On the corporate news front, Singapore's DBS Group said it would buy ANZ's retail and wealth operations in Singapore, Hong Kong, China, Taiwan and Indonesia for about $110 million ($80 million).
"This transaction simplifies our business while allowing us to continue to benefit from high levels of growth in the region through a focus on our ... large corporate and institutional clients driven by trade and capital flows particularly in Australia and New Zealand," said ANZ Chief Executive Officer Shayne Elliot, in an official statement.
ANZ investors appear to have viewed the deal favorably, with the stock up 0.83 percent at A$27.85 ($21.18). But DBS Group share dipped 0.07 percent to S$14.91 ($10.72), likely capped by the Singapore lender reporting a flat net profit and interest income in the third-quarter.
Three Japanese shippers announced a joint venture to merge their container shipping operations, sending the stocks in all three gyrating. Shares in Nippon Yusen were up 6.44 percent, while Kawasaki Kisen Kaisha trimmed its gains to 0.39 percent. Mitsui OSK Lines surged 5.62 percent.
The global shipping industry has in recent years struggled with sluggish global demand and overcapacity.

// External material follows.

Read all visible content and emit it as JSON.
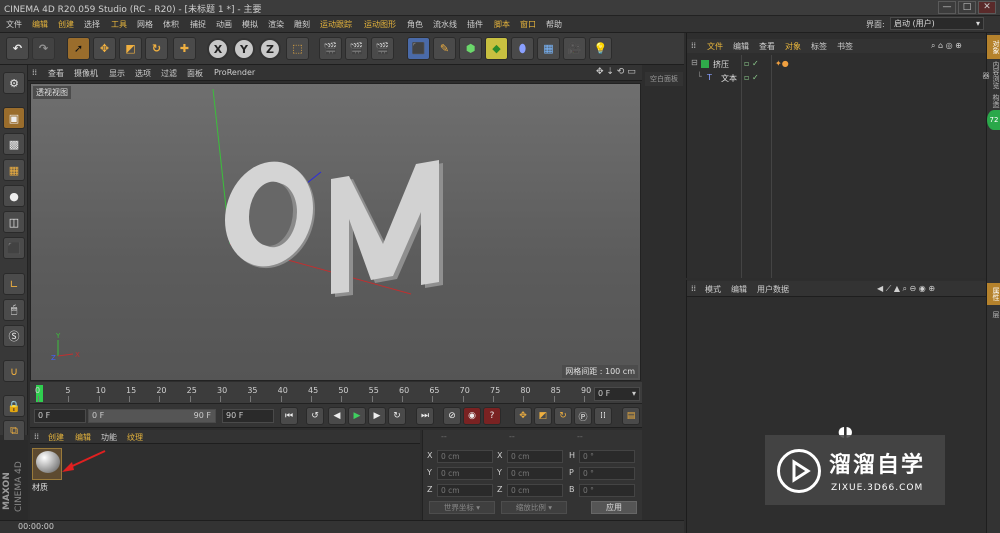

The three firms said the merger would see annual cost benefits of about 110 billion yen ($1.05 billion), Reuters reported.
"While [the three Japanese carriers] do cooperate on many services, what they lack individually is scale, a crucial requirement when competing on the main east-west trades (the Asia-Europe/transpacific route) with the big carriers such as Maersk, MSC and CMA CGM," said Greg Knowler, maritime and trade expert at IHS Markit, in a Monday note.
"The merger of their container businesses will provide the scale in vessel capacity the new Japanese joint venture needs to participate on all services operated by the alliance," he added.
In South Korea, the embattled container shipping company Hanjin Shipping traded up 24.75 percent on news of Seoul's plan to establish a state-backed ship financing company to support the hard-hit industry.